[1] Webster, Holy Scripture, 17–18 (emphasis mine).

This post is adapted from Five Views on the New Testament Canon by Stanley E. Porter & Benjamin P. Laird. This title was released on October 18, 2022. If you are interested in adopting this book for a college or seminary course, please request a faculty examination copy. We will also consider requests for your blog or media outlets.

What historical, political, and ecclesial realities drove the canonization of the New Testament?

How are the doctrines of Early Christianity related to the formation of the New Testament?

Should the New Testament differ in authority from other early Christian texts?

As these questions demonstrate, the enduring influence of the New Testament does not lessen the dispute over the events and factors leading to its adoption. Five Views on the New Testament Canon presents five distinct ways of understanding how the New Testament came to be:

  • A Conservative Evangelical Perspective — Darian R. Lockett
  • A Progressive Evangelical Perspective — David R. Nienhuis
  • A Liberal Protestant Perspective — Jason David BeDuhn
  • A Roman Catholic Perspective — Ian Boxall
  • An Orthodox Perspective — George L. Parsenios

Each contributor addresses historical, theological, and hermeneutical questions related to the New Testament canon, such as what factors precipitated the establishment and recognition of the New Testament canon; the basis of any authority the New Testament has; and what the canon means for reading and interpreting the New Testament. Contributors also include a chapter each responding to the other views presented in the volume. The result is a lively exchange suitable for both undergraduate and graduate students seeking to grasp the best canon scholarship in biblical studies.

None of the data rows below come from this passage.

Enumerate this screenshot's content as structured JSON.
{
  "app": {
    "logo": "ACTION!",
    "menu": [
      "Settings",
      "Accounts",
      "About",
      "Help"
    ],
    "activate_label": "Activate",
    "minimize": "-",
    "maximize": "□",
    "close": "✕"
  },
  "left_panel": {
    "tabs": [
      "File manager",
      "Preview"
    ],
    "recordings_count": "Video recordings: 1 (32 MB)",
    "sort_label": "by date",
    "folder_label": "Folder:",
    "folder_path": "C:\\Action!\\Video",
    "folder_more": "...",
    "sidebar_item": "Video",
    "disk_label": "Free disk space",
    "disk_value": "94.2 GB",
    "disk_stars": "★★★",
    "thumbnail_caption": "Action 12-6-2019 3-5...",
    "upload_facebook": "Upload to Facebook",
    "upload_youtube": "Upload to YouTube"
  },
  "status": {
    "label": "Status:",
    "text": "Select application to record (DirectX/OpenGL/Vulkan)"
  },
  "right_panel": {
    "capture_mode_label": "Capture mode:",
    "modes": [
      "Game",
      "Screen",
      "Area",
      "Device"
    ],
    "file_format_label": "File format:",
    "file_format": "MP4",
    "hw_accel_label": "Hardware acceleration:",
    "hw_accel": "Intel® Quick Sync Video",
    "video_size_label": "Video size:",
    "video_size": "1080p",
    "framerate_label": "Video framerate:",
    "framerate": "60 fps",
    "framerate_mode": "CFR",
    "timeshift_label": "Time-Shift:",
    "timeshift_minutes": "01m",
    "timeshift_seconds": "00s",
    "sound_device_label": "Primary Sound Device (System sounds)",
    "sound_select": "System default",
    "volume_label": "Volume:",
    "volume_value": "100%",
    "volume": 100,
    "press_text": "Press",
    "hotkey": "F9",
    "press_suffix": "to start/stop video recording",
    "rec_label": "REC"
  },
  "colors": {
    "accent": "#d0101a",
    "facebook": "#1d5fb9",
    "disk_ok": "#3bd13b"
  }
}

About Author

Stanley E. Porter (PhD, University of Sheffield) is president, dean, professor of New Testament, and Roy A. Hope Chair in Christian Worldview at McMaster Divinity College. Porter is the editor of more than eighty volumes and author of twenty-eight books on various topics in New Testament and related subjects, including How We Got the New Testament: Text, Transmission, Translation and The Gospel of John in Modern Interpretation. Porter has published more than three hundred articles, chapters, and related writings, and he speaks regularly at major conferences and other venues globally. Visit his blog at // Benjamin P. Laird (PhD, University of Aberdeen) serves as Associate Professor of Biblical Studies at the John W. Rawlings School of Divinity, Liberty University. He is the author of the volume Creating the Canon: Composition, Controversy and the Authority of the New Testament.

Like this post? Want to see more excerpts? Let us know below!